- Take the two-hour exam at a testing center. Some students also take a live proctored exam at another location.
- Get your results within two days
National Performance Specialists offers an EKG certification (CET). This certification program provides an e-learning platform that includes access to an academic supervisor, free practice tests, the ability to take the exam three times, and a digital copy of the EKG technician certification.
EKG techs can also become certified as Certified Cardiographic Technicians (CCT). This exam is for EKG techs who work with Holter monitoring and stress testing and want to validate this knowledge for employers.
Applicants who want to sit for the CCT exam must meet the following criteria:
- Have a high-school diploma or GED
- Have proof that you are in one of the following categories:
- Enrollment as a student or a graduate of a cardiovascular or EKG training program
- Employment in the field of cardiovascular technology or a recognized allied health field
- Completed a graduate or undergraduate degree in a science or physical health field
We Found The Following Schools with Online EKG Technician Programs
Part Five What Is the Career Outlook for EKG Technicians?
The Bureau of Labor Statistics places skilled EKG technicians into a larger category of cardiovascular technologists and technicians. These professions are experiencing remarkable career growth, with a predicted 8% increase in the number of available positions by 2030.
The need for EKG technicians will grow due to the aging of the population, the continued prevalence of cardiovascular disease, and the availability of affordable diagnostic testing. In addition, as electrocardiogram equipment becomes more affordable, private practices will begin offering the exams and will need EKG technicians to administer them.
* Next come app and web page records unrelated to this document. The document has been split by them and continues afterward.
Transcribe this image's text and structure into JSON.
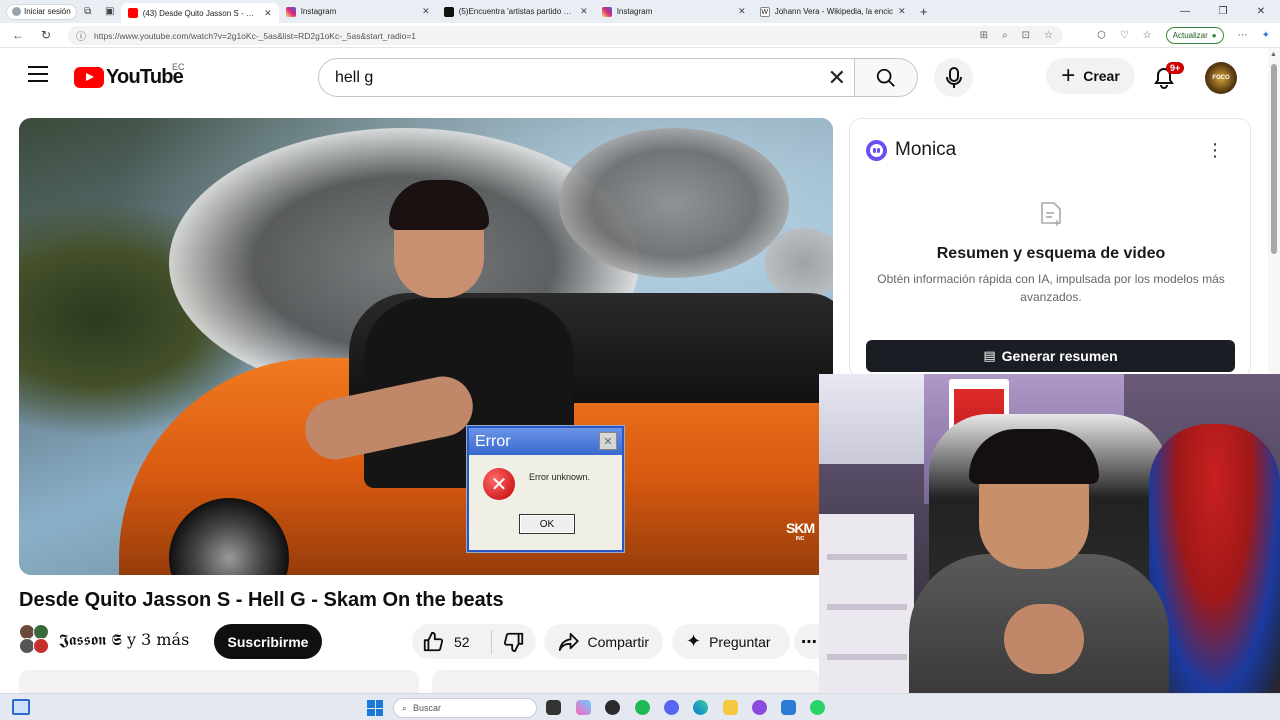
{
  "browser": {
    "signin_label": "Iniciar sesión",
    "tabs": [
      {
        "title": "(43) Desde Quito Jasson S - Hell G",
        "favicon": "youtube-favicon",
        "color": "#ff0000",
        "active": true
      },
      {
        "title": "Instagram",
        "favicon": "instagram-favicon",
        "color": "#d62976",
        "active": false
      },
      {
        "title": "(5)Encuentra 'artistas partido de f",
        "favicon": "tiktok-favicon",
        "color": "#111111",
        "active": false
      },
      {
        "title": "Instagram",
        "favicon": "instagram-favicon",
        "color": "#d62976",
        "active": false
      },
      {
        "title": "Johann Vera - Wikipedia, la encic",
        "favicon": "wikipedia-favicon",
        "color": "#444444",
        "active": false
      }
    ],
    "url": "https://www.youtube.com/watch?v=2g1oKc-_5as&list=RD2g1oKc-_5as&start_radio=1",
    "update_label": "Actualizar"
  },
  "youtube": {
    "logo_text": "YouTube",
    "country_code": "EC",
    "search_value": "hell g",
    "create_label": "Crear",
    "notifications_badge": "9+",
    "avatar_text": "FOCO",
    "video": {
      "error_dialog": {
        "title": "Error",
        "message": "Error unknown.",
        "ok_label": "OK"
      },
      "watermark": "SKM",
      "watermark_sub": "INC"
    },
    "video_title": "Desde Quito Jasson S - Hell G - Skam On the beats",
    "channel_name": "𝕵𝖆𝖘𝖘𝖔𝖓 𝕾 y 3 más",
    "subscribe_label": "Suscribirme",
    "like_count": "52",
    "share_label": "Compartir",
    "ask_label": "Preguntar"
  },
  "monica": {
    "brand": "Monica",
    "title": "Resumen y esquema de video",
    "subtitle": "Obtén información rápida con IA, impulsada por los modelos más avanzados.",
    "button_label": "Generar resumen",
    "accent": "#6b4ef0"
  },
  "taskbar": {
    "search_placeholder": "Buscar"
  }
}
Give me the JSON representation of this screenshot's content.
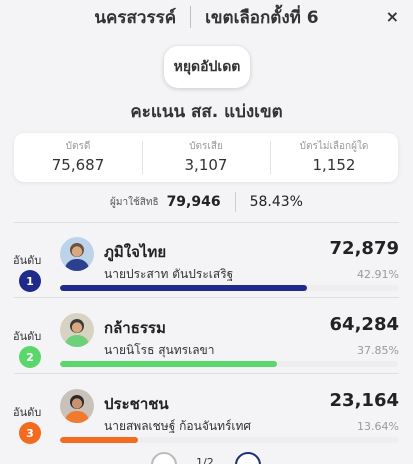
{
  "header": {
    "province": "นครสวรรค์",
    "district": "เขตเลือกตั้งที่ 6",
    "close_icon": "×"
  },
  "pause_button": {
    "label": "หยุดอัปเดต"
  },
  "section_title": "คะแนน สส. แบ่งเขต",
  "stats": [
    {
      "label": "บัตรดี",
      "value": "75,687"
    },
    {
      "label": "บัตรเสีย",
      "value": "3,107"
    },
    {
      "label": "บัตรไม่เลือกผู้ใด",
      "value": "1,152"
    }
  ],
  "turnout": {
    "label": "ผู้มาใช้สิทธิ",
    "value": "79,946",
    "percent": "58.43%"
  },
  "rank_label": "อันดับ",
  "candidates": [
    {
      "rank": "1",
      "party": "ภูมิใจไทย",
      "name": "นายประสาท ตันประเสริฐ",
      "votes": "72,879",
      "percent": "42.91%",
      "share": 0.4291,
      "color": "#1f2a8a",
      "avatar_bg": "#bcd3ea"
    },
    {
      "rank": "2",
      "party": "กล้าธรรม",
      "name": "นายนิโรธ สุนทรเลขา",
      "votes": "64,284",
      "percent": "37.85%",
      "share": 0.3785,
      "color": "#5bd66a",
      "avatar_bg": "#d8d2c2"
    },
    {
      "rank": "3",
      "party": "ประชาชน",
      "name": "นายสพลเชษฐ์ ก้อนจันทร์เทศ",
      "votes": "23,164",
      "percent": "13.64%",
      "share": 0.1364,
      "color": "#f26b1f",
      "avatar_bg": "#c9c2bb"
    }
  ],
  "pager": {
    "text": "1/2"
  }
}
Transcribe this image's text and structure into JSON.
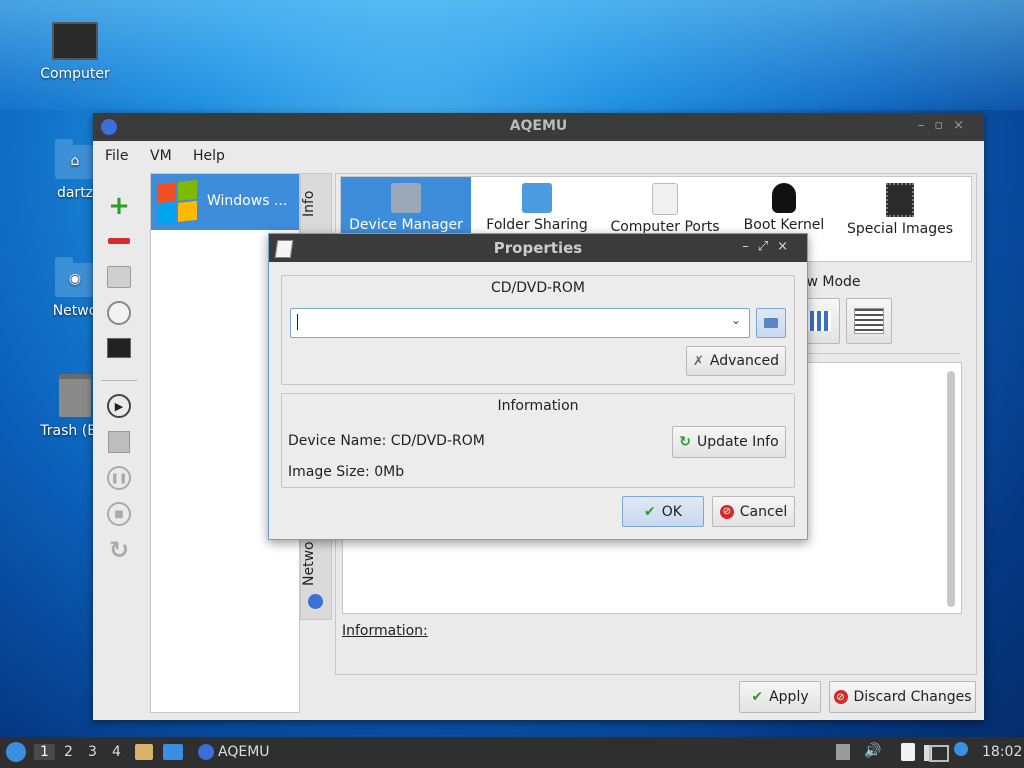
{
  "desktop": {
    "icons": [
      {
        "label": "Computer",
        "icon": "computer-icon"
      },
      {
        "label": "dartz",
        "icon": "home-folder-icon"
      },
      {
        "label": "Netwo",
        "icon": "network-folder-icon"
      },
      {
        "label": "Trash (Em",
        "icon": "trash-icon"
      }
    ]
  },
  "window": {
    "title": "AQEMU",
    "menu": [
      "File",
      "VM",
      "Help"
    ],
    "vm_list": [
      {
        "name": "Windows ..."
      }
    ],
    "side_tabs": {
      "info": "Info",
      "network": "Netwo"
    },
    "categories": [
      "Device Manager",
      "Folder Sharing",
      "Computer Ports",
      "Boot Kernel",
      "Special Images"
    ],
    "view_mode_label": "iew Mode",
    "information_label": "Information:",
    "apply_label": "Apply",
    "discard_label": "Discard Changes"
  },
  "dialog": {
    "title": "Properties",
    "group1_title": "CD/DVD-ROM",
    "combo_value": "",
    "advanced_label": "Advanced",
    "group2_title": "Information",
    "device_name": "Device Name: CD/DVD-ROM",
    "image_size": "Image Size: 0Mb",
    "update_info_label": "Update Info",
    "ok_label": "OK",
    "cancel_label": "Cancel"
  },
  "taskbar": {
    "workspaces": [
      "1",
      "2",
      "3",
      "4"
    ],
    "active_workspace": "1",
    "task_label": "AQEMU",
    "clock": "18:02"
  },
  "colors": {
    "accent": "#3e8ddb",
    "titlebar": "#3b3b3b",
    "taskbar": "#2f2f2f"
  }
}
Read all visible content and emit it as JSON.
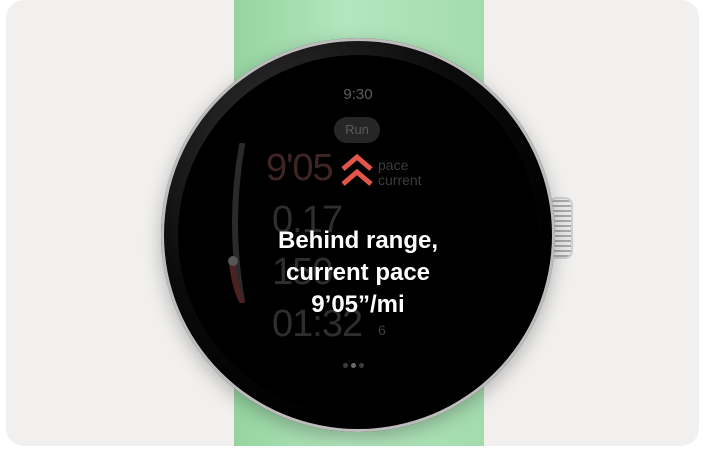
{
  "watch": {
    "time": "9:30",
    "workout_label": "Run",
    "background_stats": {
      "pace_value": "9'05",
      "pace_label_1": "pace",
      "pace_label_2": "current",
      "distance_value": "0.17",
      "heart_rate_value": "150",
      "duration_value": "01:32",
      "duration_suffix": "6"
    },
    "alert": {
      "line1": "Behind range,",
      "line2": "current pace",
      "line3": "9’05”/mi",
      "icon": "double-chevron-up-icon",
      "icon_color": "#e2554b"
    },
    "page_indicator_count": 3
  },
  "colors": {
    "strap": "#a6ddb0",
    "background": "#f1f0ee",
    "screen": "#000000",
    "alert_text": "#ffffff"
  }
}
Part Six What are the Continuing Education Requirements for EKG Technicians?
There is no legal mandatory continuing education (CE) requirement for non-certified EKG techs. However, most employers prefer or require that EKG techs are certified for employment, and being certified does have CE requirements.
Certified EKG technicians (CETs) will need to renew their credentials every two years by completing 10 CEs and paying a recertification fee.
EKG techs with CCT credentials must renew their credential 9-12 months after passing their exam. From then on, they will need to renew their credentials every three years. For the first renewal, there is no requirement to complete CEs. But on each three-year renewal, techs will need to complete a total of 16 CE credits as well as submit a signature of compliance to the CCI Code Of Ethics.
Part Seven Where Can I Learn More About Becoming an EKG technician?
If you would like to learn more about a career as an EKG technician, the following organizations and associations can provide information, resources, and support.
- American Society of Electrocardiograph Technicians
- National Healthcare Workers Association
- National Telemetry Association
- National Associate for Health Professionals
Part Eight EKG Tech FAQs
How long does it take to become an EKG technician?
- Some EKG technicians obtain the necessary training they need while working on the job in about four-to-six weeks. Getting certified is recommended, as most hospitals require the credential for employment. However, many employers will allow an EKG tech to work while pursuing these credentials. Certification classes can be completed in about three-to-six months.
Is being an EKG technician a good career?
- EKG technicians deliver quality healthcare directly to patients while enjoying strong job security and a solid salary that usually includes good benefits. The work is interesting and provides the opportunity to continue learning and expand into related cardiac testing areas or other healthcare professions.
Is being an EKG technician stressful?
- The work that an EKG technician performs is not stressful. However, they must use their analytical skills when analyzing test results or reporting concerning findings. They also need to possess empathy, as they care for patients of all ages and conditions who may be confused, nervous, or fearful about their health and diagnostics testing.
Who earns a higher salary: phlebotomists or EKG technicians?
- According to Salary.com, the median annual salary for an EKG technician in the United States is $40,200.